Train at the mind gym
Most athletes, and coaches, neglect mind training, often because they’re unsure of how to do it.
Yet it is such a crucial aspect of sport because every physical action is preceded by a conscious, or sub-conscious thought, which in turn produces a corresponding emotion. If you don’t have reasonable control of your emotions, then it doesn’t matter how physically strong, tactically aware, or technically skilled you are, because your mind (and subsequently your body) will be highjacked when pressure is experienced.
Training the mind gives you the ability to understand these thought processes, giving you a high degree of emotional control. Think of your mind as a muscle, and just like every other muscle in the body, the more you work it, the stronger it gets.
Keeping a performance journal is a simple, yet highly effective way of training your mind, as it generates self-awareness. Taking the time and effort to write down your practice and match reflections is a quick and easy way to work on your mental training.
If there’s mental commitment, learning will occur – you can train your mind simply by giving some attention to what you want to improve.
Turn strong skills into super skills
Turning your strong skills into super skills will give you an important competitive advantage.
Of course, it’s still imperative that you develop your weaker areas sufficiently enough so that your opponent can’t easily expose you, but most of your attention and focus should be on improving your strengths.
Therefore, don’t spend a disproportionate amount of time and energy trying to develop your weaknesses into strengths, as this will sap considerably more effort when compared to building up your existing strong points.

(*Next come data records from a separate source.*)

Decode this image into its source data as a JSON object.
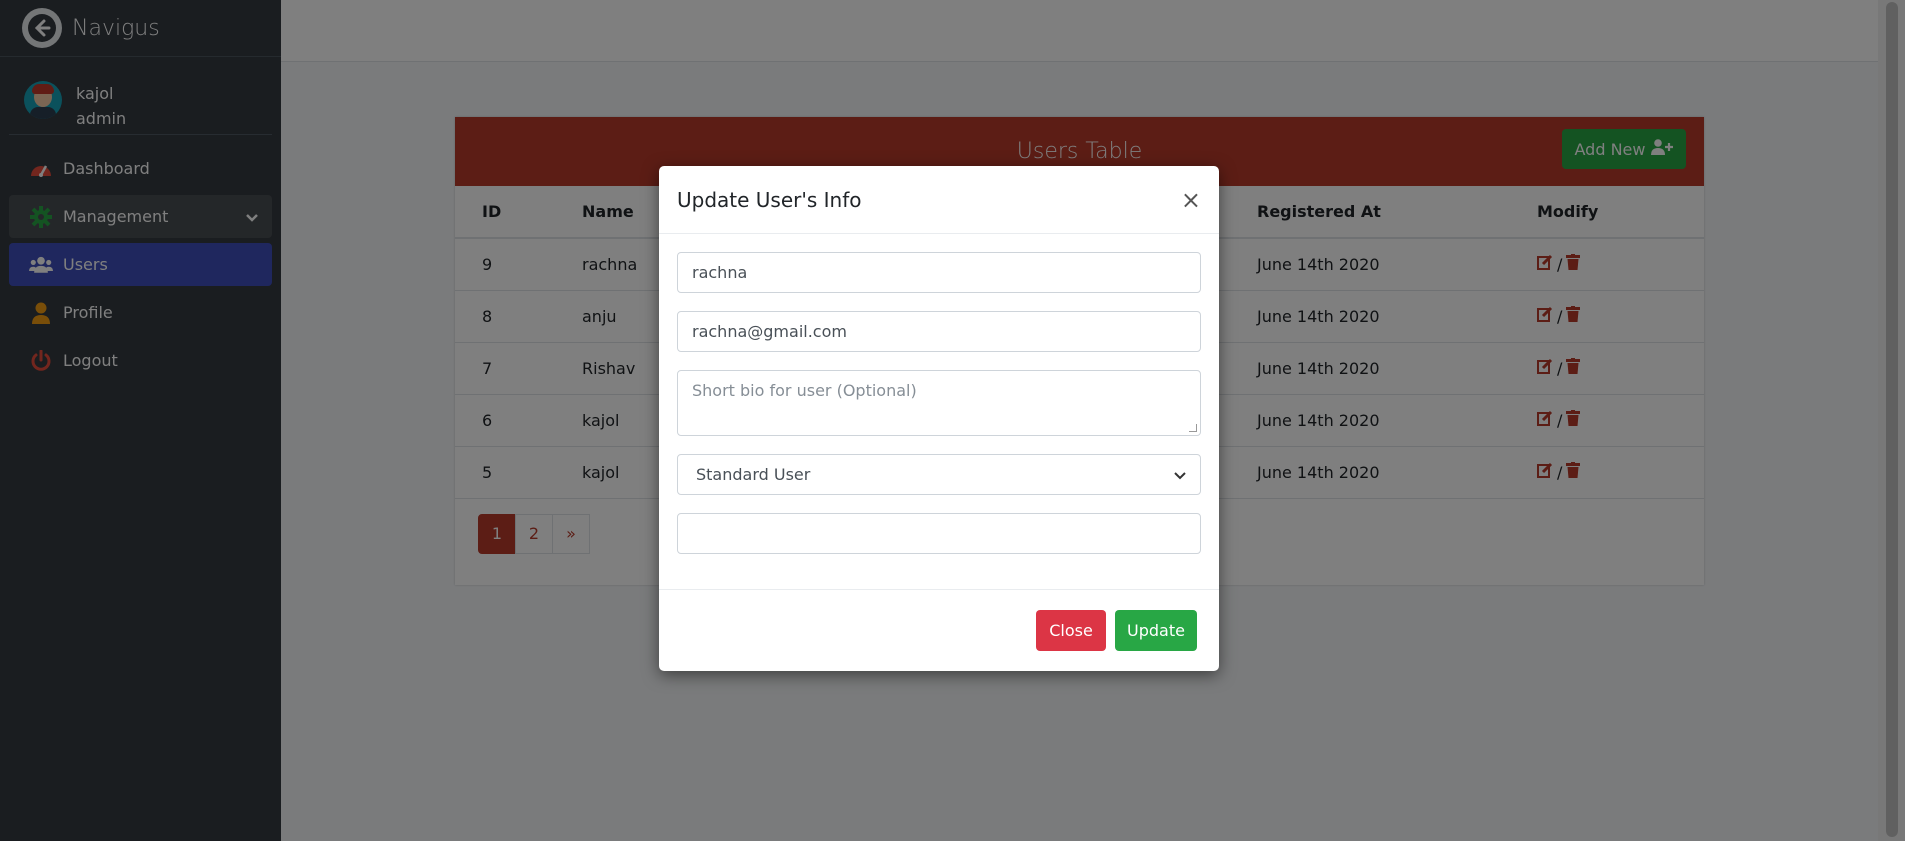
{
  "brand": {
    "title": "Navigus"
  },
  "user": {
    "name": "kajol",
    "role": "admin"
  },
  "nav": {
    "dashboard": "Dashboard",
    "management": "Management",
    "users": "Users",
    "profile": "Profile",
    "logout": "Logout"
  },
  "card": {
    "title": "Users Table",
    "add_label": "Add New",
    "columns": {
      "id": "ID",
      "name": "Name",
      "registered": "Registered At",
      "modify": "Modify"
    },
    "rows": [
      {
        "id": "9",
        "name": "rachna",
        "registered": "June 14th 2020"
      },
      {
        "id": "8",
        "name": "anju",
        "registered": "June 14th 2020"
      },
      {
        "id": "7",
        "name": "Rishav",
        "registered": "June 14th 2020"
      },
      {
        "id": "6",
        "name": "kajol",
        "registered": "June 14th 2020"
      },
      {
        "id": "5",
        "name": "kajol",
        "registered": "June 14th 2020"
      }
    ],
    "modify_sep": "/",
    "pages": [
      "1",
      "2",
      "»"
    ]
  },
  "modal": {
    "title": "Update User's Info",
    "close_symbol": "×",
    "name_value": "rachna",
    "email_value": "rachna@gmail.com",
    "bio_placeholder": "Short bio for user (Optional)",
    "role_selected": "Standard User",
    "password_value": "",
    "close_label": "Close",
    "update_label": "Update"
  },
  "colors": {
    "sidebar": "#343a40",
    "card_header": "#b83b2b",
    "active_nav": "#3f4fbd",
    "success": "#28a745",
    "danger": "#dc3545"
  }
}
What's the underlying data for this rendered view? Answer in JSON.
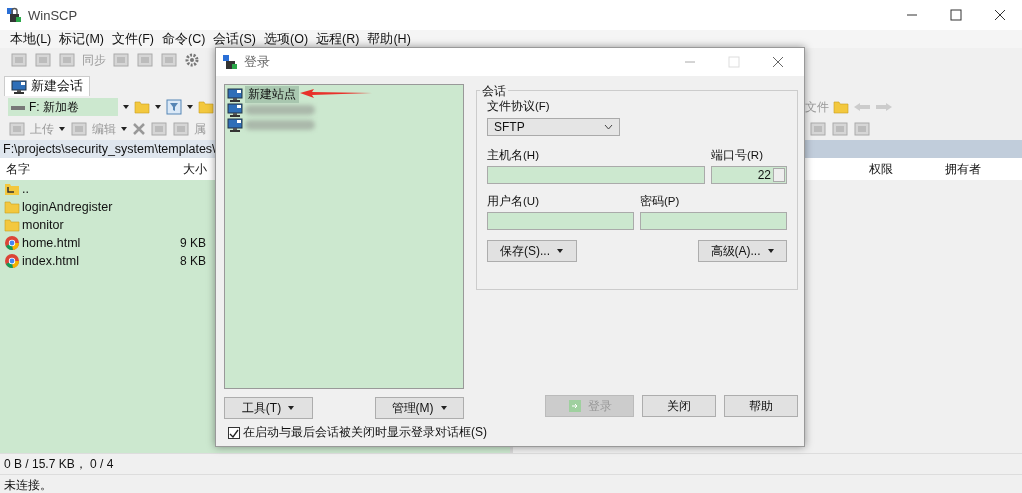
{
  "window": {
    "title": "WinSCP"
  },
  "menu": [
    "本地(L)",
    "标记(M)",
    "文件(F)",
    "命令(C)",
    "会话(S)",
    "选项(O)",
    "远程(R)",
    "帮助(H)"
  ],
  "toolbar": {
    "sync_label": "同步"
  },
  "session_tab": {
    "label": "新建会话",
    "selected": true
  },
  "local_panel": {
    "drive": "F: 新加卷",
    "upload": "上传",
    "edit": "编辑",
    "properties": "属",
    "path": "F:\\projects\\security_system\\templates\\",
    "columns": [
      "名字",
      "大小"
    ],
    "rows": [
      {
        "kind": "parent",
        "name": ".."
      },
      {
        "kind": "folder",
        "name": "loginAndregister"
      },
      {
        "kind": "folder",
        "name": "monitor"
      },
      {
        "kind": "html",
        "name": "home.html",
        "size": "9 KB"
      },
      {
        "kind": "html",
        "name": "index.html",
        "size": "8 KB"
      }
    ]
  },
  "remote_panel": {
    "toolbar_label": "文件",
    "columns": [
      "权限",
      "拥有者"
    ]
  },
  "status_bar": [
    "0 B / 15.7 KB， 0 / 4",
    "未连接。"
  ],
  "login_dialog": {
    "title": "登录",
    "sites": [
      {
        "label": "新建站点",
        "selected": true
      },
      {
        "selected": false
      },
      {
        "selected": false
      }
    ],
    "group_title": "会话",
    "protocol_label": "文件协议(F)",
    "protocol": "SFTP",
    "host_label": "主机名(H)",
    "port_label": "端口号(R)",
    "port": "22",
    "user_label": "用户名(U)",
    "password_label": "密码(P)",
    "save_button": "保存(S)...",
    "advanced_button": "高级(A)...",
    "tools_button": "工具(T)",
    "manage_button": "管理(M)",
    "login_button": {
      "label": "登录",
      "disabled": true
    },
    "close_button": "关闭",
    "help_button": "帮助",
    "show_on_startup": {
      "label": "在启动与最后会话被关闭时显示登录对话框(S)",
      "checked": true
    }
  }
}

Seek performance gains
The best athletes in the world seek every opportunity to get better, some going to extraordinary lengths to get the smallest of benefits. Think of the ‘Aggregation of Marginal Gains’, the term coined by Sir Dave Brailsford, when he appointed a team of scientists to find a myriad of 1% performance improvements within the GB cycling team training and competition environments.

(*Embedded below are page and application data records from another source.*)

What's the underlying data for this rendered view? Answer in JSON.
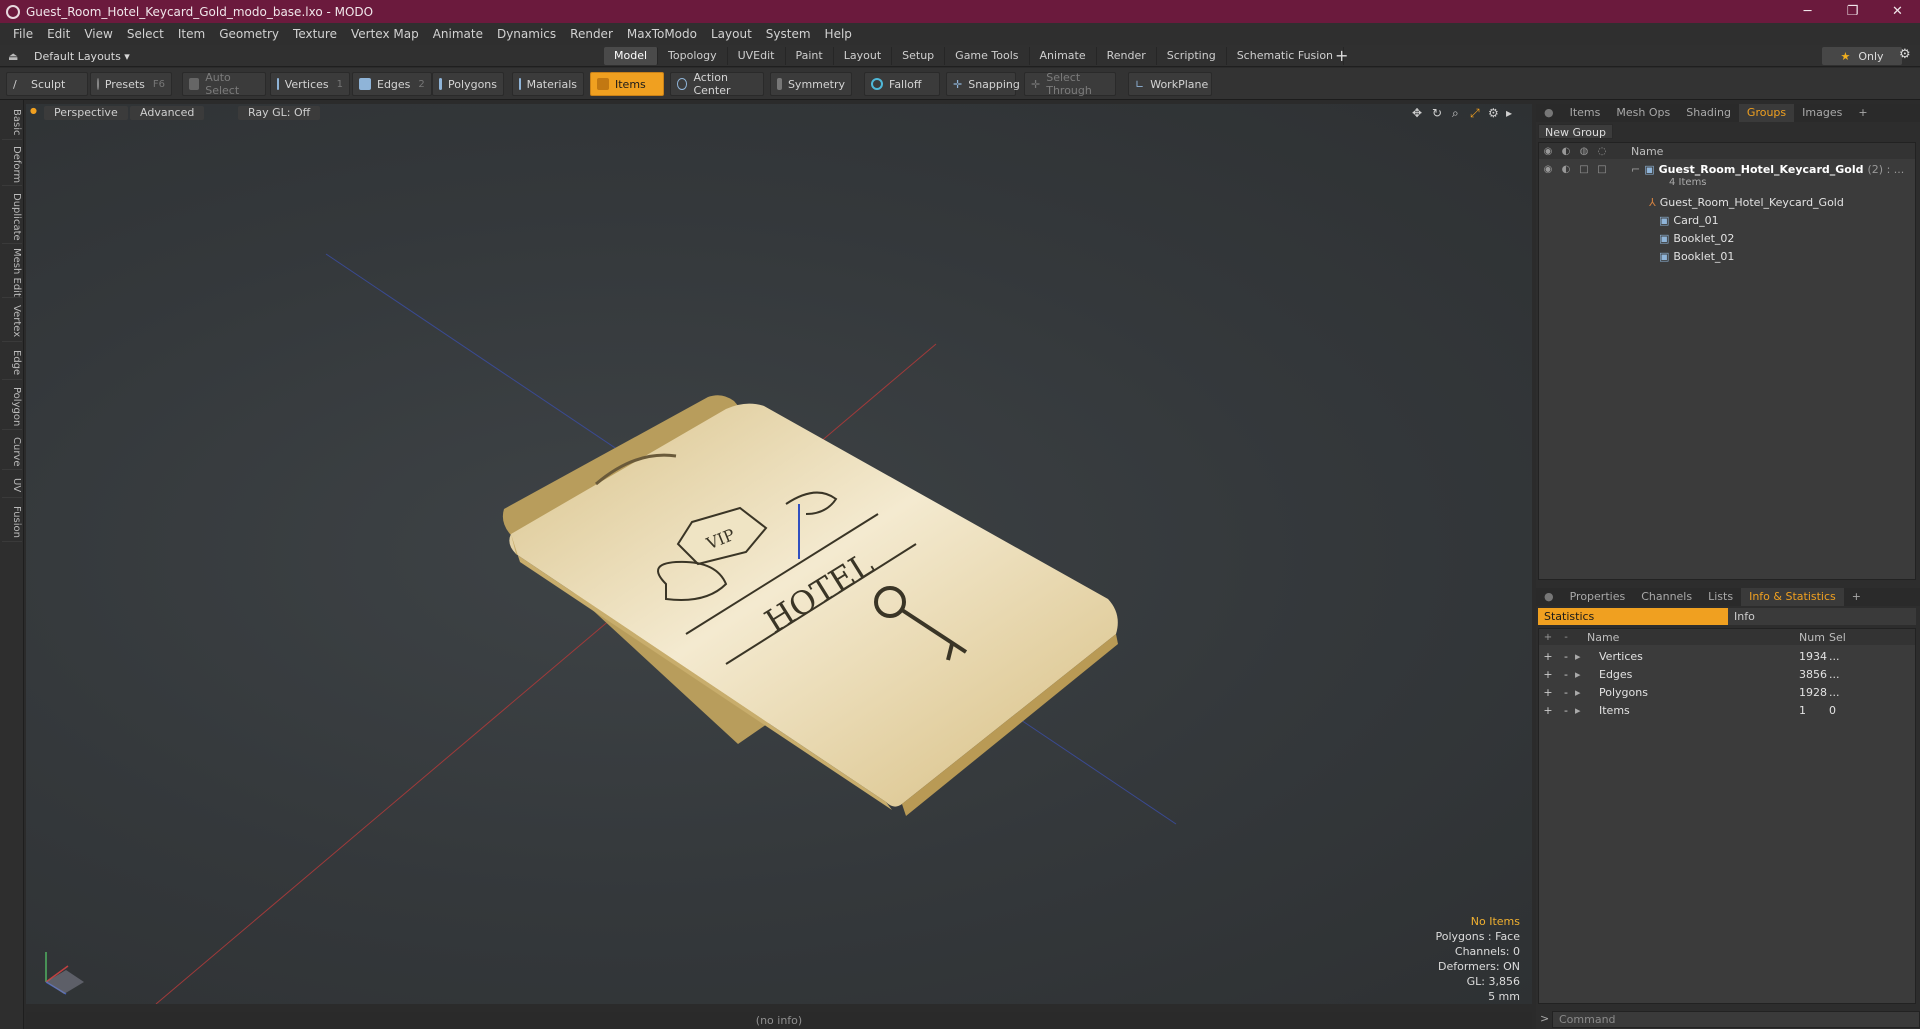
{
  "window": {
    "title": "Guest_Room_Hotel_Keycard_Gold_modo_base.lxo - MODO",
    "minimize": "─",
    "maximize": "❐",
    "close": "✕"
  },
  "menu": [
    "File",
    "Edit",
    "View",
    "Select",
    "Item",
    "Geometry",
    "Texture",
    "Vertex Map",
    "Animate",
    "Dynamics",
    "Render",
    "MaxToModo",
    "Layout",
    "System",
    "Help"
  ],
  "layouts": {
    "label": "Default Layouts ▾"
  },
  "tabs": [
    "Model",
    "Topology",
    "UVEdit",
    "Paint",
    "Layout",
    "Setup",
    "Game Tools",
    "Animate",
    "Render",
    "Scripting",
    "Schematic Fusion"
  ],
  "active_tab": "Model",
  "only": {
    "label": "Only"
  },
  "toolbar": {
    "sculpt": "Sculpt",
    "presets": "Presets",
    "presets_key": "F6",
    "auto_select": "Auto Select",
    "vertices": "Vertices",
    "vertices_num": "1",
    "edges": "Edges",
    "edges_num": "2",
    "polygons": "Polygons",
    "materials": "Materials",
    "items": "Items",
    "action_center": "Action Center",
    "symmetry": "Symmetry",
    "falloff": "Falloff",
    "snapping": "Snapping",
    "select_through": "Select Through",
    "workplane": "WorkPlane"
  },
  "left_tabs": [
    "Basic",
    "Deform",
    "Duplicate",
    "Mesh Edit",
    "Vertex",
    "Edge",
    "Polygon",
    "Curve",
    "UV",
    "Fusion"
  ],
  "viewport": {
    "perspective": "Perspective",
    "advanced": "Advanced",
    "raygl": "Ray GL: Off",
    "hud": [
      "No Items",
      "Polygons : Face",
      "Channels: 0",
      "Deformers: ON",
      "GL: 3,856",
      "5 mm"
    ],
    "card_texts": {
      "vip": "VIP",
      "hotel": "HOTEL"
    }
  },
  "status": "(no info)",
  "groups_panel": {
    "tabs": [
      "Items",
      "Mesh Ops",
      "Shading",
      "Groups",
      "Images"
    ],
    "active": "Groups",
    "new_group": "New Group",
    "col_name": "Name",
    "root": {
      "name": "Guest_Room_Hotel_Keycard_Gold",
      "suffix": "(2) : ...",
      "count": "4 Items"
    },
    "children": [
      "Guest_Room_Hotel_Keycard_Gold",
      "Card_01",
      "Booklet_02",
      "Booklet_01"
    ]
  },
  "stats_panel": {
    "tabs": [
      "Properties",
      "Channels",
      "Lists",
      "Info & Statistics"
    ],
    "active": "Info & Statistics",
    "subtabs": [
      "Statistics",
      "Info"
    ],
    "columns": [
      "Name",
      "Num",
      "Sel"
    ],
    "rows": [
      {
        "name": "Vertices",
        "num": "1934",
        "sel": "..."
      },
      {
        "name": "Edges",
        "num": "3856",
        "sel": "..."
      },
      {
        "name": "Polygons",
        "num": "1928",
        "sel": "..."
      },
      {
        "name": "Items",
        "num": "1",
        "sel": "0"
      }
    ]
  },
  "command": {
    "placeholder": "Command"
  },
  "colors": {
    "title_bar": "#6b1a3d",
    "accent": "#f0a020",
    "card": "#e8d7a0"
  }
}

Successful athletes are the ones who are always seeking to learn, grow, and improve by any possible (and legal) method.
Just be mindful, however, that benefit from seeking small performance gains only occurs if your foundations are sound. In other words, make sure that you are strong in the fundamental requirements of your sport first.

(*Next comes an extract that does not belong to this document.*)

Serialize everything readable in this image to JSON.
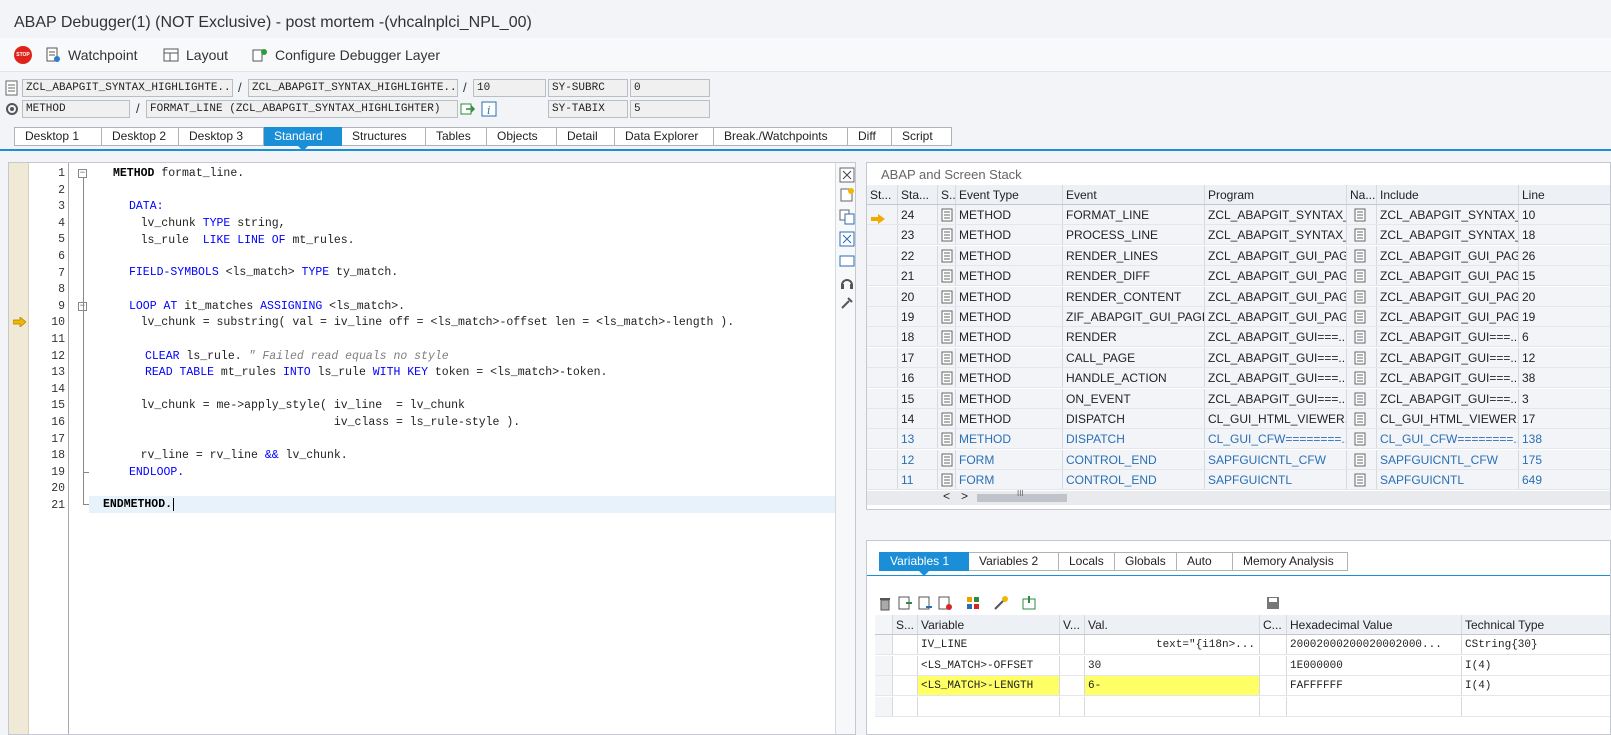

Develop your athleticism
If you want to be a great competitor, turn yourself into a great athlete.
Through benchmarking, you will have identified the physical components which are essential for succeeding in your sport – it’s now important to raise these to the required standard.
But it’s not enough to start the season in great shape, as the athletic capabilities of many sportspeople actually lower throughout the season.
Therefore, work hard on at least maintaining your fitness levels in-season, so that you’re not starting all over when pre-season comes around again.
Your aim should be to become more athletic year on year, as opposed to entering into a repetitive cycle of increasing your fitness levels during pre-season, followed by them decreasing over the course of a season.
One of the most significant factors for maximising your potential is being able to perform when it counts.
Many athletes execute their skills to a very high standard in practice, yet fail to replicate this level of excellence during matches or in high pressure situations.
Remember, if you practice under pressure, you’ll increase your chances of performing under pressure, but most training sessions don’t test players sufficiently.
So in practice, test yourself against the best players you can, putting yourself into a position where your performance matters, and that has real consequences.
The more opportunities you can find to practice under pressure, even in non-athletic arenas, the better you’ll perform in competitive sporting situations.
Would you like to support my writing? Click here to find out more